The Regal Mall of Georgia this past weekend showed the movie 51 times a day over at least 10 screens.
Globally, “Tenet” has taken in more than $146 million.
Brandt Gully, who runs the Springs Cinema and Taphouse in Sandy Springs, was happy to have a major film drive some traffic into four of his eight screens via “Tenet.” But he said for him to stay afloat, major studios have to keep feeding theaters big films people want to see. He holds pop-up drive in showings in his parking lot, but that is a stopgap measure at best.
He fortunately has some cash in the can. “With a big monthly rent payment, loan repayments, and trying to keep my team intact and paid, that cash isn’t going to last me a whole lot longer without more quality new films," he said.
The Plaza in Ponce de Leon Avenue, which just reopened, has repackaged itself with greatly reduced capacity, proper safety measures, more service and higher prices: $20 for matinee and $25 for evening showings. For that premium price, attendees get reserved seats, delivered concessions and menu items from the Righteous Room kitchen, as well as upgraded sound and 70 mm film.
The WB, which produces “Tenet,” is taking 63 percent of the ticket price so “we’re ending up with about as much as we normally do with a regularly priced older movie,” said Christopher Escobar, Plaza owner. “How ‘Tenet’ has helped though, is unlike the older, repertoire movie, this actually has a major active marketing campaign behind it driving awareness and demand.”
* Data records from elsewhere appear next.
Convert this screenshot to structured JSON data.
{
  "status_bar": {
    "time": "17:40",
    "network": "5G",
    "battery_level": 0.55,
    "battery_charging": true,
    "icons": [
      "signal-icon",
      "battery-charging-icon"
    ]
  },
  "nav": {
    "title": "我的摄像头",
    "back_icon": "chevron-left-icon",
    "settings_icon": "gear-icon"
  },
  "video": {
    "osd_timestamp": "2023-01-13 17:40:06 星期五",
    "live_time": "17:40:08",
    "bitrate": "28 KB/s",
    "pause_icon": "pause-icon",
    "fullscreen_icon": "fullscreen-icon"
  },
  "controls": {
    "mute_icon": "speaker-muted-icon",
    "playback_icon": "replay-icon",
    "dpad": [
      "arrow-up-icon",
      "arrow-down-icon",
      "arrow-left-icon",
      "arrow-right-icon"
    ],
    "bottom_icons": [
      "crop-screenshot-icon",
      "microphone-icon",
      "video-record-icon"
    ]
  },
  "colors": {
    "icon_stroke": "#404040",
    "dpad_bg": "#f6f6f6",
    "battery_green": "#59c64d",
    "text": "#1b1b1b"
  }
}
He is continuing to run the two drive-ins, one in his parking lot and another at Dad’s Garage. He said given current capacity, he can fit 242 people at a time counting the drive-ins compared to 485 before the pandemic inside the theater alone. And given that drive-ins require more staff, it means “we’re working three times as hard for at best half the business,” Escobar said. “That’s tough.”
Adult Swim in 2020 canceled "The Venture Bros." after seven seasons over 17 years.
Credit: Adult Swim
Credit: Adult Swim
Atlanta-based Adult Swim has officially canceled “The Venture Bros.,” a long-time animated series that debuted in 2003 and ran sporadically over seven seasons.
Creator Christopher McCulloch announced the bad news on Twitter Monday.
According to Variety, Adult Swim would like to continue the story in some way with McCulloch and co-writer Doc Hammer.
The main characters were a riff on “Jonny Quest” with other comic book superheroes and villains thrown in. It was a low-budget affair that captured the early oeuvre of Adult Swim.
About the Author
Rodney Ho writes about entertainment for The Atlanta Journal-Constitution. A native New Yorker, he has covered education at The Virginian-Pilot, small business for The Wall Street Journal and a host of beats at the AJC over 20-plus years.